• **Stored data**:

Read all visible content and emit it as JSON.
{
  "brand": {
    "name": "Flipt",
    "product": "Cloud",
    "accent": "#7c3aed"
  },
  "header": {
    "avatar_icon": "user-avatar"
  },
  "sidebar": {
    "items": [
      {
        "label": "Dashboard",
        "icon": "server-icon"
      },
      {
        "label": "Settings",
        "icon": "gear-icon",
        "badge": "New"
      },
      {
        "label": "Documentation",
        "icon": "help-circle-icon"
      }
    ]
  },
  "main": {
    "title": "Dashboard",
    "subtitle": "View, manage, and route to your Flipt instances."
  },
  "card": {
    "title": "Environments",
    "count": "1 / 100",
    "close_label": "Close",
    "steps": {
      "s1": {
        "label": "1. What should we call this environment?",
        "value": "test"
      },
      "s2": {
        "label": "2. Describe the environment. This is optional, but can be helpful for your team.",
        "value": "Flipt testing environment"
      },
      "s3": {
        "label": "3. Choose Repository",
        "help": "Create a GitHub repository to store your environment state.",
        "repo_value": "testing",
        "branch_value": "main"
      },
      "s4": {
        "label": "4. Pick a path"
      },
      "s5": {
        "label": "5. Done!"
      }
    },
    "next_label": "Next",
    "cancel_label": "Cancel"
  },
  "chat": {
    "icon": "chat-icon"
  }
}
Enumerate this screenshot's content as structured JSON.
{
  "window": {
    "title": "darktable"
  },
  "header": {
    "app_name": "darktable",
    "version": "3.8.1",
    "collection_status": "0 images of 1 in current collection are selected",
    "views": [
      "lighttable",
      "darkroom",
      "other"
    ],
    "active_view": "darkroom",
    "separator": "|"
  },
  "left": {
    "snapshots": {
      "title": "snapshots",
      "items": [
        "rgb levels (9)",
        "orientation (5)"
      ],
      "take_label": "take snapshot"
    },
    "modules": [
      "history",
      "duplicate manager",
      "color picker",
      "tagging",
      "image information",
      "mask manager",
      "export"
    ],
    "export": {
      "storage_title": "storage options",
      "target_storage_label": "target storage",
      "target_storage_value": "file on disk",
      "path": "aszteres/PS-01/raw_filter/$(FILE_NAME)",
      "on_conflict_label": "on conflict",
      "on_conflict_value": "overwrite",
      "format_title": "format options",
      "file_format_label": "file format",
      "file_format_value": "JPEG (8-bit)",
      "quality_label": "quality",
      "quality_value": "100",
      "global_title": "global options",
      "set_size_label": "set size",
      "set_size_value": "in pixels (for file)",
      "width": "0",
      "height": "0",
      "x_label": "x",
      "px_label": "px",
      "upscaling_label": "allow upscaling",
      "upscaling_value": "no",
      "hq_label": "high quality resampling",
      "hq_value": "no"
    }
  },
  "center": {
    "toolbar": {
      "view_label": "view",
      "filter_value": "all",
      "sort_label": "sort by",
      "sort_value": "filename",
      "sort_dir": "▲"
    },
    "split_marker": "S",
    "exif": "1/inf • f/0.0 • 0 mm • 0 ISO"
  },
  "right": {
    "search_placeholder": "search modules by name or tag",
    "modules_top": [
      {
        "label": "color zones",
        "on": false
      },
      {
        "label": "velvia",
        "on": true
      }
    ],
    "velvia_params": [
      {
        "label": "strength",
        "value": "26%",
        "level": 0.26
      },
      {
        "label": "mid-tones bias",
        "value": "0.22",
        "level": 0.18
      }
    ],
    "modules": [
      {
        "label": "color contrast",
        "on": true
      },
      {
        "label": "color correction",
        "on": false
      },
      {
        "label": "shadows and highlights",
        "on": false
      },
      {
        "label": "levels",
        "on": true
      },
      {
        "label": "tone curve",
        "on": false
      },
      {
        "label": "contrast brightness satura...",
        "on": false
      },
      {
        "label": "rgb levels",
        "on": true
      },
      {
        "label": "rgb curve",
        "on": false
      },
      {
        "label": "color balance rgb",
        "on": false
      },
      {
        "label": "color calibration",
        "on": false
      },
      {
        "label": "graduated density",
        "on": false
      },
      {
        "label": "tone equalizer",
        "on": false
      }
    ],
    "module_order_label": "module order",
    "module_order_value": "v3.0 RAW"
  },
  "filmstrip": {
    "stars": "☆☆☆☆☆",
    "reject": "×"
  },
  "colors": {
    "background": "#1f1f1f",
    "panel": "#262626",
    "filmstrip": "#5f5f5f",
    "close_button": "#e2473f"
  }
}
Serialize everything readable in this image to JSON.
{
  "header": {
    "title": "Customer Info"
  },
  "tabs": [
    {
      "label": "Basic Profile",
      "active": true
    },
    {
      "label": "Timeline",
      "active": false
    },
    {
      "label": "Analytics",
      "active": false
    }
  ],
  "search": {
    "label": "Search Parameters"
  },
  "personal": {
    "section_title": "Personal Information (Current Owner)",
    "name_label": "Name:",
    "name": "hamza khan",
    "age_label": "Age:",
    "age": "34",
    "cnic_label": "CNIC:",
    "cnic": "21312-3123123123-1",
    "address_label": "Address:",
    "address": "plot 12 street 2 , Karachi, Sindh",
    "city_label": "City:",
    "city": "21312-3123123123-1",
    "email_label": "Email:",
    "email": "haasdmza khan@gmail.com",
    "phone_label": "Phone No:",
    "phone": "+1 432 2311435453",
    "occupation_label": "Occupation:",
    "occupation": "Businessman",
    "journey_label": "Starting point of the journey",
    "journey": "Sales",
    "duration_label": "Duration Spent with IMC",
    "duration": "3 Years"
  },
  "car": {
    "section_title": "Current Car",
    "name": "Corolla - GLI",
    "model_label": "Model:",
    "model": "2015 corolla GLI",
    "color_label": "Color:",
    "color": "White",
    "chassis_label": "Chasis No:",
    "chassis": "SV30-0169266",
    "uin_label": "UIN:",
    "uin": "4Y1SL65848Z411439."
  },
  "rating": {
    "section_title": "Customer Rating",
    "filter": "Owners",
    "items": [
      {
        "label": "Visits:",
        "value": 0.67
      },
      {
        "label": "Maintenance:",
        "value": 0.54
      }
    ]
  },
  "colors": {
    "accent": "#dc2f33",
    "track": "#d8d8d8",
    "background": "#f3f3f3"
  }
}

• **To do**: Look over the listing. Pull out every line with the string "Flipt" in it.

• **Expected output**:
    "name": "Flipt",
    "subtitle": "View, manage, and route to your Flipt instances."
        "value": "Flipt testing environment"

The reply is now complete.